I found the ones I tried to be tasty and true to their promised flavor, without being overly sweet or cloying. As much as I sometimes enjoy making a cocktail with five or six ingredients, there are also times when I just want to drink something easy that still tastes good. Mixers like this can come in very handy, as long as you don't rely on them too much.
My favorites were the Ginger and the Peach Bellini. The Ginger contains filtered water, organic sugar, citric acid, natural flavors, natural ginger flavor, ginger extract, fennel extract, elderflower extract, milk thistle extract, and caramel color. I whipped up a Highball with three parts whiskey (your choice — I used bourbon) and one part Powell & Mahoney Ginger. Add a little ice and you're ready to go. You can stretch it with some seltzer if you'd like, but I didn't bother.
The Peach Bellini contains filtered water, organic cane sugar, concentrated peach puree, orange juice concentrate, natural falvors, citric acid and ascorbic acid (Vitamin C). I used it to make Peach Bellinis, with three parts Prosecco (use something inexpensive — I chose Cupcake) and one part Powell & Mahoney Peach Bellini. Combine in a champagne glass and you've got a delicious, quick, refreshing drink. My wife and I went through several glasses of this.
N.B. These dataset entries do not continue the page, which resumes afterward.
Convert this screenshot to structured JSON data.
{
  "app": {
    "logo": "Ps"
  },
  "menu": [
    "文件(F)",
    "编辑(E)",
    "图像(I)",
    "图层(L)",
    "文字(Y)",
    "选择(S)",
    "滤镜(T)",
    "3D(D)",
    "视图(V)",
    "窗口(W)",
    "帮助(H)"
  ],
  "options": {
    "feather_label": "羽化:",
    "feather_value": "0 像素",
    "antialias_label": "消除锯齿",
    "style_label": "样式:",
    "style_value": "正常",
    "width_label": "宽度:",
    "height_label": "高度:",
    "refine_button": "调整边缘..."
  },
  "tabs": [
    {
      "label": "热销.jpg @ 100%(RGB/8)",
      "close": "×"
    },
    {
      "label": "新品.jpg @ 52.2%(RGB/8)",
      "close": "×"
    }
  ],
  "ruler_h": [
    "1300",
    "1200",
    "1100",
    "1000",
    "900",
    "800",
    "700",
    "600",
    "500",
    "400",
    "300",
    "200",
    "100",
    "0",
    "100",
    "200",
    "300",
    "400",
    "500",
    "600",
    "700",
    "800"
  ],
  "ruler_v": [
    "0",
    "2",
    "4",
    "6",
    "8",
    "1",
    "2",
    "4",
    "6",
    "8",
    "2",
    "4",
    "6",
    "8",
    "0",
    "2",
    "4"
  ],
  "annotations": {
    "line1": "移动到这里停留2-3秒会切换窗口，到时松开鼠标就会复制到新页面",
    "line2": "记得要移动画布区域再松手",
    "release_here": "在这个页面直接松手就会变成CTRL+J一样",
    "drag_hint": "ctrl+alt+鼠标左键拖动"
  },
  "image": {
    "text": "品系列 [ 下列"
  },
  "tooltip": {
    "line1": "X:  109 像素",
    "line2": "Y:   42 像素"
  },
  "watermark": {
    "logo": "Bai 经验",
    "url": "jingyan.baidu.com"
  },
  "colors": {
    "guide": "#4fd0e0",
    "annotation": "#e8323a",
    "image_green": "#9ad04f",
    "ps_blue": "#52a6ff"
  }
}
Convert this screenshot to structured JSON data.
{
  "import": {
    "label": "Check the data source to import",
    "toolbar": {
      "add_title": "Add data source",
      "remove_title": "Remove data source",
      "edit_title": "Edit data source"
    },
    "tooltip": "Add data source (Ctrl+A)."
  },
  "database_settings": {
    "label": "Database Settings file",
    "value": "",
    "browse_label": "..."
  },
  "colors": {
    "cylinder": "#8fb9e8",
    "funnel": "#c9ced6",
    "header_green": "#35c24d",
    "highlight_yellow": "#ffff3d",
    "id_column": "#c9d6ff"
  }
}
Some people turn up their noses at pre-made mixers like these, but I'm not one of them. There are many people who don't have the materials, time or inclination to make their own fresh cocktail ingredients. For them, it's important to have quality products they can use and still make good tasting drinks. Powell & Mahoney's mixers fill the bill quite well.
PAMA Pomegranate Liqueur Fruit Liqueur Final Grade: A- Price: $24 (750ml)
PAMA is the category leader in pomegranate liqueurs for a reason — it is by far the best one on the market. There are only a few of them out there, and none captures the pure flavor of pomegranate as well as PAMA does. In an area where the competitors taste, at best, merely like sweet, generic fruit, PAMA stands out for its authenticity and balanced flavor.
Its aroma and flavor resemble good quality pomegranate juice (like POM), with just the slightest hint of an alcoholic kick. (It's slight for a reason: PAMA is only 17% alcohol.)
I tried it straight first, chilled from the fridge, and was impressed. It's sweet, but not too sweet, with a satisfying, fruit flavor. It gives a mild warming feeling in the chest that one associates with drinking alcohol, but you probably wouldn't even notice if you weren't paying attention.
Although PAMA can be drunk neat, this liqueur is really designed to be mixed in cocktails, and its possibilities are almost endless. Its deep crimson color and balanced flavor (without a high sugar content) mean it makes a very nice addition to a wide range of cocktails. True grenadine — not the syrupy cherry-flavored stuff — is a pomegranate syrup, so the use of this fruit in cocktails is well established. (You could even substitute PAMA for grenadine in recipes.)
The PAMA website contains several recipes for using the liqueur in both cocktails and food. I actually whipped up something of my own, and then later discovered that they have a similar version already on their site. (I'll grant you — it's not the most original idea for a drink you'll ever come across.)
1.5 oz Vodka 1 oz PAMA Pomegranate Liqueur 3/4 oz Lime Juice 3/4 oz Simple Syrup
Shake with ice, then strain into a chilled cocktail glass.
I find this variation on the Cosmopolitan to be a tastier drink. It's simple enough that the home bartender can easily whip one up, and it's especially appealing for female drinkers. Give it a try the next time you have friends over. (If the guys are being fussy, give 'em a Pabst Blue Ribbon or something.)